Tennis

Osaka's U.S. Open goal is to sport 7 masks honouring 7 victims of racial violence

Before and after her first-round victory at the U.S. Open, Naomi Osaka wore a mask bearing the name of Breonna Taylor, a Black woman who was fatally shot by police.

22-year-old continues to try to raise awareness of social injustice

Naomi Osaka, of Japan, wears a mask in honor of Breonna Taylor before her match against Misaki Doi, of Japan, during the first round of the U.S. Open on Monday. (Associated Press)

Before and after her first-round victory at the U.S. Open, Naomi Osaka wore a mask bearing the name of Breonna Taylor, a Black woman who was fatally shot by police.

It's just one of seven face coverings, each in honour of a different person, that Osaka brought to Flushing Meadows — the same number of wins it takes to claim a Grand Slam trophy. The world's highest-earning female athlete hopes she can get the chance to raise awareness about racial injustice by using each mask during her stay in New York.

"It's quite sad that seven masks isn't enough for the amount of names, so hopefully I'll get to the finals so you can see all of them," said Osaka, the champion at the 2018 U.S. Open and 2019 Australian Open.

"I'm aware that tennis is watched all over the world, and maybe there is someone that doesn't know Breonna Taylor's story. Maybe they'll, like, Google it or something," Osaka said. "For me, [it's about] just spreading awareness. I feel like the more people know the story, then the more interesting or interested they'll become in it."

On the court, she overcame some uneven play late Monday night to beat 81st-ranked Misaki Doi 6-2, 5-7, 6-2 in an all-Japanese matchup in an empty Arthur Ashe Stadium.

It was during the Western & Southern Open last week that Osaka took a public stand by saying she would refuse to play her semifinal, joining athletes in various other sports who walked out to protest the shooting of Jacob Blake, a Black man, by a police officer in Wisconsin.

Osaka's move prompted tournament organizers to halt action entirely for a day. When play resumed, Osaka agreed to compete, after all, because the day off for the Western & Southern Open brought additional attention to the issue.
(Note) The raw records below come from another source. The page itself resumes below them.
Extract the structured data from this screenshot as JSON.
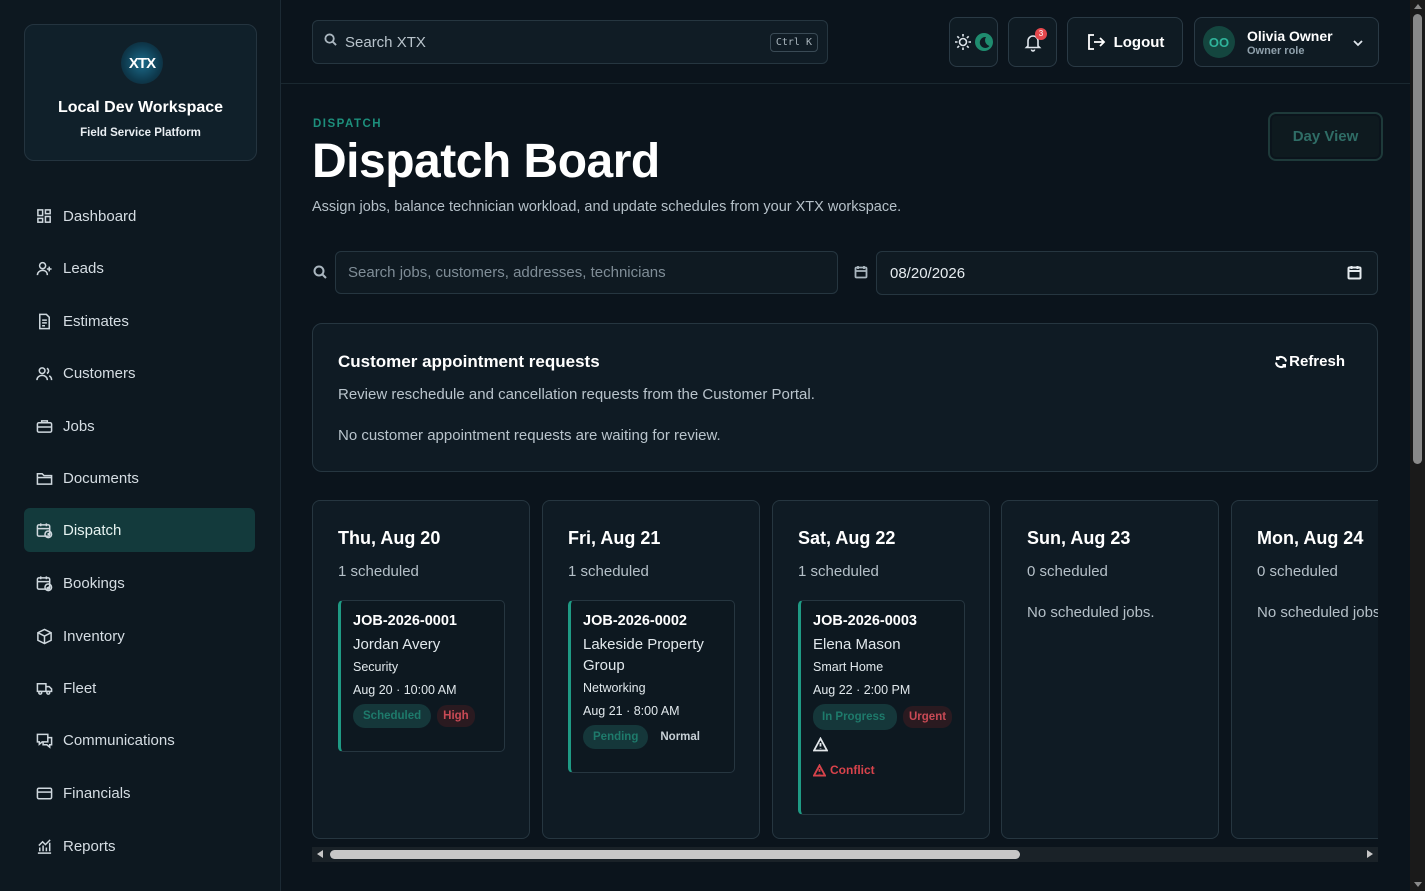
{
  "workspace": {
    "logo_text": "XTX",
    "name": "Local Dev Workspace",
    "subtitle": "Field Service Platform"
  },
  "sidebar": {
    "items": [
      {
        "label": "Dashboard",
        "icon": "grid-icon",
        "active": false
      },
      {
        "label": "Leads",
        "icon": "user-plus-icon",
        "active": false
      },
      {
        "label": "Estimates",
        "icon": "document-icon",
        "active": false
      },
      {
        "label": "Customers",
        "icon": "users-icon",
        "active": false
      },
      {
        "label": "Jobs",
        "icon": "briefcase-icon",
        "active": false
      },
      {
        "label": "Documents",
        "icon": "folder-icon",
        "active": false
      },
      {
        "label": "Dispatch",
        "icon": "calendar-clock-icon",
        "active": true
      },
      {
        "label": "Bookings",
        "icon": "calendar-check-icon",
        "active": false
      },
      {
        "label": "Inventory",
        "icon": "package-icon",
        "active": false
      },
      {
        "label": "Fleet",
        "icon": "truck-icon",
        "active": false
      },
      {
        "label": "Communications",
        "icon": "chat-icon",
        "active": false
      },
      {
        "label": "Financials",
        "icon": "credit-card-icon",
        "active": false
      },
      {
        "label": "Reports",
        "icon": "chart-icon",
        "active": false
      }
    ]
  },
  "topbar": {
    "search_placeholder": "Search XTX",
    "search_shortcut": "Ctrl K",
    "notification_count": "3",
    "logout_label": "Logout",
    "user_initials": "OO",
    "user_name": "Olivia Owner",
    "user_role": "Owner role"
  },
  "page": {
    "eyebrow": "DISPATCH",
    "title": "Dispatch Board",
    "subtitle": "Assign jobs, balance technician workload, and update schedules from your XTX workspace.",
    "day_view_label": "Day View"
  },
  "filters": {
    "search_placeholder": "Search jobs, customers, addresses, technicians",
    "date_value": "08/20/2026"
  },
  "requests": {
    "title": "Customer appointment requests",
    "description": "Review reschedule and cancellation requests from the Customer Portal.",
    "empty_text": "No customer appointment requests are waiting for review.",
    "refresh_label": "Refresh"
  },
  "board": {
    "days": [
      {
        "title": "Thu, Aug 20",
        "count": "1 scheduled",
        "jobs": [
          {
            "id": "JOB-2026-0001",
            "customer": "Jordan Avery",
            "type": "Security",
            "time": "Aug 20 · 10:00 AM",
            "status": "Scheduled",
            "priority": "High"
          }
        ]
      },
      {
        "title": "Fri, Aug 21",
        "count": "1 scheduled",
        "jobs": [
          {
            "id": "JOB-2026-0002",
            "customer": "Lakeside Property Group",
            "type": "Networking",
            "time": "Aug 21 · 8:00 AM",
            "status": "Pending",
            "priority": "Normal"
          }
        ]
      },
      {
        "title": "Sat, Aug 22",
        "count": "1 scheduled",
        "jobs": [
          {
            "id": "JOB-2026-0003",
            "customer": "Elena Mason",
            "type": "Smart Home",
            "time": "Aug 22 · 2:00 PM",
            "status": "In Progress",
            "priority": "Urgent",
            "conflict": "Conflict"
          }
        ]
      },
      {
        "title": "Sun, Aug 23",
        "count": "0 scheduled",
        "empty": "No scheduled jobs."
      },
      {
        "title": "Mon, Aug 24",
        "count": "0 scheduled",
        "empty": "No scheduled jobs."
      }
    ]
  },
  "colors": {
    "background": "#0b141c",
    "accent": "#1f9a84",
    "active_nav": "#133a3c",
    "danger": "#d8434b"
  }
}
WATCH | The Breakdown: Glenroy Gilbert discusses racial protests, Athletics Canada:

How Canada's track coach navigates today's social unrest | The Breakdown

Sports

3 months agoVideo
5:12
Olympic gold medallist and Athletics Canada head coach Glenroy Gilbert gives an update on how the Canadian track and field team has been moving forward through the black lives matter movement and also shares his opinion on the boycotts and protests. 5:12

Osaka walked out on court for her match Monday night with a black mask and white lettering with the name of Taylor, a 26-year-old who was fatally shot when police officers burst into her Louisville, Kentucky, apartment using a no-knock warrant during a narcotics investigation in March.

Osaka put the mask back on for her post-match interview.

"A lot of people ask me if I feel more stressed out ever since I started speaking out more. To be honest, not really," Osaka said. "At this point, like, if you don't like me, it is what it is. You know what I mean?"

Add some “good” to your morning and evening.

A variety of newsletters you'll love, delivered straight to you.

Sign up now

Comments

To encourage thoughtful and respectful conversations, first and last names will appear with each submission to CBC/Radio-Canada's online communities (except in children and youth-oriented communities). Pseudonyms will no longer be permitted.

By submitting a comment, you accept that CBC has the right to reproduce and publish that comment in whole or in part, in any manner CBC chooses. Please note that CBC does not endorse the opinions expressed in comments. Comments on this story are moderated according to our Submission Guidelines. Comments are welcome while open. We reserve the right to close comments at any time.

now